The defendant's arguments based upon the Court's exclusion of copies of statutes and court decisions as exhibits to go to the jury have previously been addressed by the Court in relation to the motion for a mistrial. The procedure adopted by the Court was approved by the Eighth Circuit Court of Appeals in United States v. Gleason, supra. The Court's decision to preclude the defendant from offering as exhibits statutes and court decisions was not based on Fed.R.Evid. 803(18) (learned treatises exception to the hearsay rule). This rule of evidence was merely cited by the Court as a parallel to the procedure it was adopting in that documents governed by 803(18) are not admissible as exhibits to go to the jury but the expert or other witnesses may testify as to these documents and read passages from them. This is exactly what the defendant was allowed to do here. The procedure adopted in United States v. Gleason, supra, and utilized by the Court here is consistent with the procedure outlined in Rule 803(18) governing learned treatises.

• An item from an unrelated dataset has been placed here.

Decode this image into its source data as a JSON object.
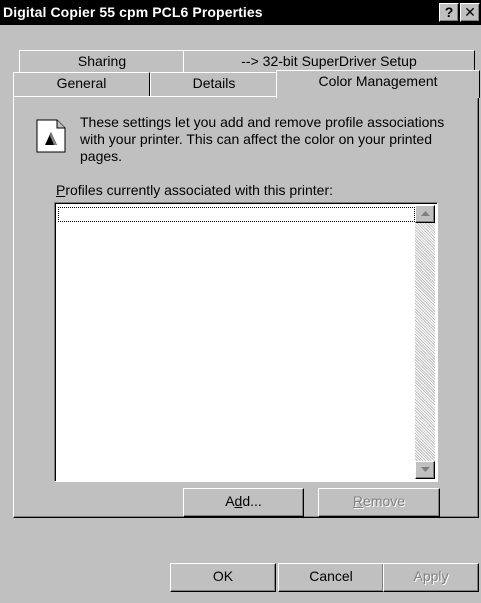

It should also be pointed out for purposes of clarification that the Court's instruction that there was not a requirement that a taxpayer be assessed a tax before he is required to file a federal income tax return or before criminal charges can be brought is consistent with the law in the Eighth Circuit. See, United States v. Richards, 723 F.2d 646, 648 (8th Cir. 1983). The other assertions made by the defendant are either totally lacking in merit or are assertions that may be preserved for appellate review and would not entitle the defendant to a new trial. It is hereby the order of this Court that defendant's motion for a new trial be denied.
It is the further order of this Court that sentencing of the defendant will be held on the 10th day of September, 1984, at ten o'clock A.M., in the courtroom of the United States District Court in Sioux Falls, South Dakota.